====== DATA UNDER STUDY ======

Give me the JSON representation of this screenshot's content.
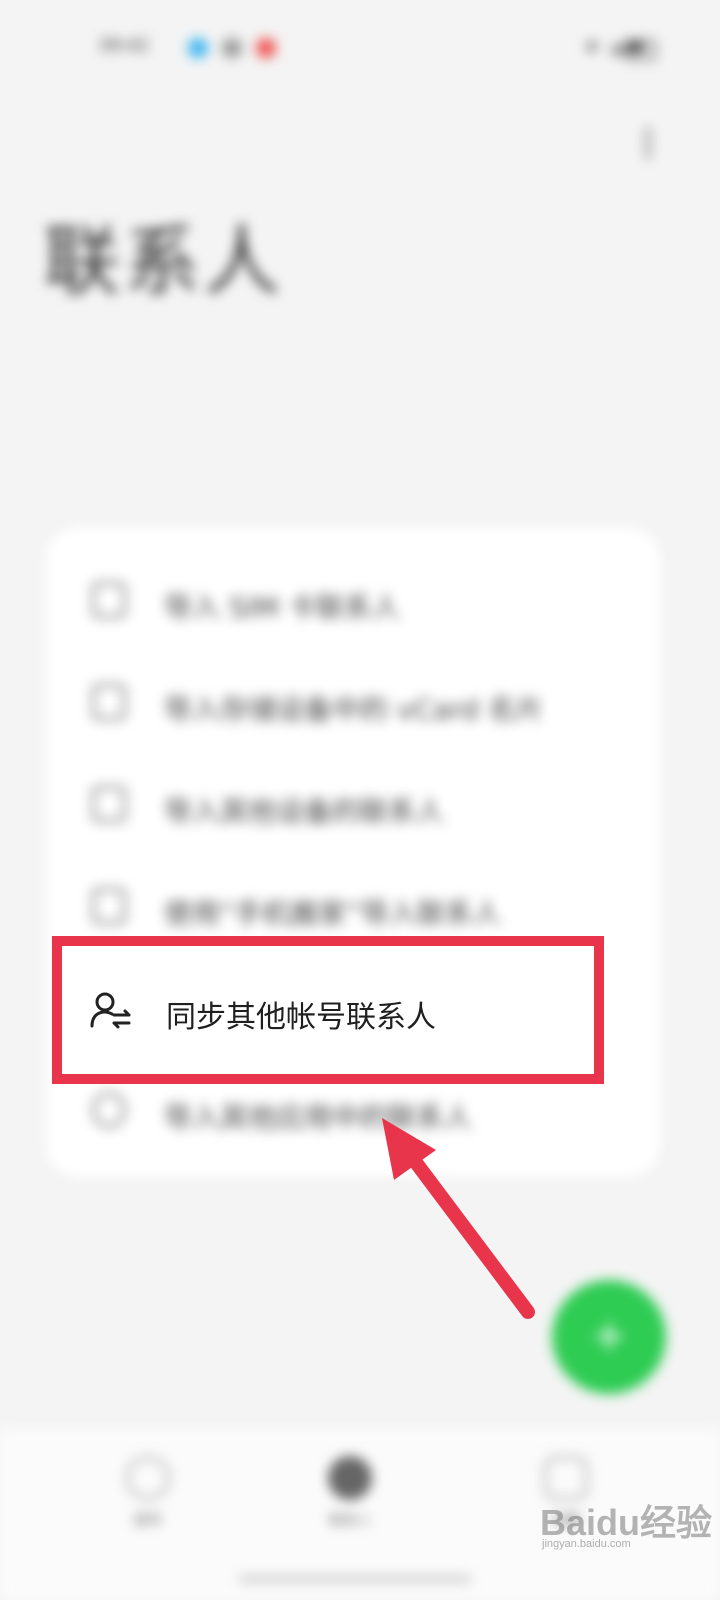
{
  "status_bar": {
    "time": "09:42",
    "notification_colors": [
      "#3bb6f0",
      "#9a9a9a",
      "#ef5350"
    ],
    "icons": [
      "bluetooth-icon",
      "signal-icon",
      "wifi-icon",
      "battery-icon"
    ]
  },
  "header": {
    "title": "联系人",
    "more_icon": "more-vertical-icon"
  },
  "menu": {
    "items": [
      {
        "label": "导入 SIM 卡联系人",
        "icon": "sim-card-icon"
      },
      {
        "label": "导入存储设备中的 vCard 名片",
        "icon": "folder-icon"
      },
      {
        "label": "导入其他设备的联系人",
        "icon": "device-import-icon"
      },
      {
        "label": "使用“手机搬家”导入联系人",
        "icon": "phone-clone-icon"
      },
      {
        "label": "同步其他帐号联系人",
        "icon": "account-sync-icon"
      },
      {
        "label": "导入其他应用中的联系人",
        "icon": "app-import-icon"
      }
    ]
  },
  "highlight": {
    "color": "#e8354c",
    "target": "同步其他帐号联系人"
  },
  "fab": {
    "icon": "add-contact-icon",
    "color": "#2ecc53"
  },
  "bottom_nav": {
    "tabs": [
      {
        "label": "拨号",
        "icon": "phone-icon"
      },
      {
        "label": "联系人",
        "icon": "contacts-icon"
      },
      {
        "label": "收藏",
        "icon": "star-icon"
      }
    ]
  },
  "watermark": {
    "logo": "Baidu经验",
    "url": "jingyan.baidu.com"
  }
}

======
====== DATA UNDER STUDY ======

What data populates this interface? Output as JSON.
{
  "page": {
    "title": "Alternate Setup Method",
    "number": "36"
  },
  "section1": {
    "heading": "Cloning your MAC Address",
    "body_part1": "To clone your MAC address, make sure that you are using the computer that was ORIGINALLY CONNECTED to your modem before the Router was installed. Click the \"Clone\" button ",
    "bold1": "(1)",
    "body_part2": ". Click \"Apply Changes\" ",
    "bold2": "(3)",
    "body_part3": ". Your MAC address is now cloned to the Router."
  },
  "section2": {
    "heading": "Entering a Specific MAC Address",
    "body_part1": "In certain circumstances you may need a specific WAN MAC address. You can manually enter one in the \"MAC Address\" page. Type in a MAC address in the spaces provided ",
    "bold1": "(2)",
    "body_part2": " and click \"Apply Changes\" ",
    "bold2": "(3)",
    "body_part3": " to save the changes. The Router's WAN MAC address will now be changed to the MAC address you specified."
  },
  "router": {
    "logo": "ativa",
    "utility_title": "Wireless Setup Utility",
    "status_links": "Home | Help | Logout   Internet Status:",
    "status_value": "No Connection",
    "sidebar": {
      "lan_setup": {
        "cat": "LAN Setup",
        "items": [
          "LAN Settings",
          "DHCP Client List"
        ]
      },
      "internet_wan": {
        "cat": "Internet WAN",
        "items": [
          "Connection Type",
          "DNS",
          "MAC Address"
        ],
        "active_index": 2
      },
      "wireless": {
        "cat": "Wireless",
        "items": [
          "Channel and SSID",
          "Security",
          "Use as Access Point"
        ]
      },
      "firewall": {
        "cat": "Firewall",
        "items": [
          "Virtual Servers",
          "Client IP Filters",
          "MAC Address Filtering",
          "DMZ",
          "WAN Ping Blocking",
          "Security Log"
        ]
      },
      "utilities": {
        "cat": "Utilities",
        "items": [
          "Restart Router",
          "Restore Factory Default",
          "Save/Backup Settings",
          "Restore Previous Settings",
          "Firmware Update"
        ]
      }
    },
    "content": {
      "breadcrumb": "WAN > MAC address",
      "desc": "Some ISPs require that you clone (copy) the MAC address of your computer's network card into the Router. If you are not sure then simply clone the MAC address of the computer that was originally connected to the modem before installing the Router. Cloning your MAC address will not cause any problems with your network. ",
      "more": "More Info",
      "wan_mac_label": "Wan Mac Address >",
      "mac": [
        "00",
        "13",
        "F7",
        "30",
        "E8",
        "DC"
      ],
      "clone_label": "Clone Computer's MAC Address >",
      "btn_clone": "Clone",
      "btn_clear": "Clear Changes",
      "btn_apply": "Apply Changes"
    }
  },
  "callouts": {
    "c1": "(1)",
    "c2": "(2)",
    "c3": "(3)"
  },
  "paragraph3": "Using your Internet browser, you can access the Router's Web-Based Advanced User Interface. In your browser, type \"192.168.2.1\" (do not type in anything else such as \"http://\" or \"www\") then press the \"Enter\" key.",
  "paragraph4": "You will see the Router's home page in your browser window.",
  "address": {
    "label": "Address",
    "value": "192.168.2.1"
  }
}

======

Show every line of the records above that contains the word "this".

Give me the JSON representation of this screenshot's content.
What data populates this interface? Output as JSON.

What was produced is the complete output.